■ Data supplied:
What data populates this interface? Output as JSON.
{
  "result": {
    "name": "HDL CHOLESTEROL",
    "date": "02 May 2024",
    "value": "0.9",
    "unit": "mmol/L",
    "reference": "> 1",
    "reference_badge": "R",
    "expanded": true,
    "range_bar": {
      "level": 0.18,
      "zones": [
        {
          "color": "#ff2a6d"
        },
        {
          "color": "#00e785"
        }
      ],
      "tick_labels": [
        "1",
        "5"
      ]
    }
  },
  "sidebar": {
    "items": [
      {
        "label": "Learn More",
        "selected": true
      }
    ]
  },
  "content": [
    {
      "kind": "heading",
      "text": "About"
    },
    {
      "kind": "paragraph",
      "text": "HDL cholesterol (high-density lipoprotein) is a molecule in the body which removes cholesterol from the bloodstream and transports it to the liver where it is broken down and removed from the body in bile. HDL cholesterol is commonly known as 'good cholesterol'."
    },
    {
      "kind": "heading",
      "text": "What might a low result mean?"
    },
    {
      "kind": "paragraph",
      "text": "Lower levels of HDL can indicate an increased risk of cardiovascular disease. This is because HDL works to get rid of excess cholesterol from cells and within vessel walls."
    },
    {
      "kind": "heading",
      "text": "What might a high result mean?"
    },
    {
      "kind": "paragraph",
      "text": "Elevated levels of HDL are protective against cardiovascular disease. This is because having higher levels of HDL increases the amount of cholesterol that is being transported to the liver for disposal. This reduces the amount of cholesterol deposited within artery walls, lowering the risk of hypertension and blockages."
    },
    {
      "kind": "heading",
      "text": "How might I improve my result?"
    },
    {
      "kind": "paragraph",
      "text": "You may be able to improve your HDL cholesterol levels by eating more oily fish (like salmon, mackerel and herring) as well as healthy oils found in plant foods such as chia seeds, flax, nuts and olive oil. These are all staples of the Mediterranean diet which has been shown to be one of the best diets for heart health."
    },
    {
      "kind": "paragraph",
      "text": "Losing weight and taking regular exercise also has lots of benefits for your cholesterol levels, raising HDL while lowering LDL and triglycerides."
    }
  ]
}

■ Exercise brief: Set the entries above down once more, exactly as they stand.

■ Finished exercise:
What data populates this interface? Output as JSON.
{
  "result": {
    "name": "HDL CHOLESTEROL",
    "date": "02 May 2024",
    "value": "0.9",
    "unit": "mmol/L",
    "reference": "> 1",
    "reference_badge": "R",
    "expanded": true,
    "range_bar": {
      "level": 0.18,
      "zones": [
        {
          "color": "#ff2a6d"
        },
        {
          "color": "#00e785"
        }
      ],
      "tick_labels": [
        "1",
        "5"
      ]
    }
  },
  "sidebar": {
    "items": [
      {
        "label": "Learn More",
        "selected": true
      }
    ]
  },
  "content": [
    {
      "kind": "heading",
      "text": "About"
    },
    {
      "kind": "paragraph",
      "text": "HDL cholesterol (high-density lipoprotein) is a molecule in the body which removes cholesterol from the bloodstream and transports it to the liver where it is broken down and removed from the body in bile. HDL cholesterol is commonly known as 'good cholesterol'."
    },
    {
      "kind": "heading",
      "text": "What might a low result mean?"
    },
    {
      "kind": "paragraph",
      "text": "Lower levels of HDL can indicate an increased risk of cardiovascular disease. This is because HDL works to get rid of excess cholesterol from cells and within vessel walls."
    },
    {
      "kind": "heading",
      "text": "What might a high result mean?"
    },
    {
      "kind": "paragraph",
      "text": "Elevated levels of HDL are protective against cardiovascular disease. This is because having higher levels of HDL increases the amount of cholesterol that is being transported to the liver for disposal. This reduces the amount of cholesterol deposited within artery walls, lowering the risk of hypertension and blockages."
    },
    {
      "kind": "heading",
      "text": "How might I improve my result?"
    },
    {
      "kind": "paragraph",
      "text": "You may be able to improve your HDL cholesterol levels by eating more oily fish (like salmon, mackerel and herring) as well as healthy oils found in plant foods such as chia seeds, flax, nuts and olive oil. These are all staples of the Mediterranean diet which has been shown to be one of the best diets for heart health."
    },
    {
      "kind": "paragraph",
      "text": "Losing weight and taking regular exercise also has lots of benefits for your cholesterol levels, raising HDL while lowering LDL and triglycerides."
    }
  ]
}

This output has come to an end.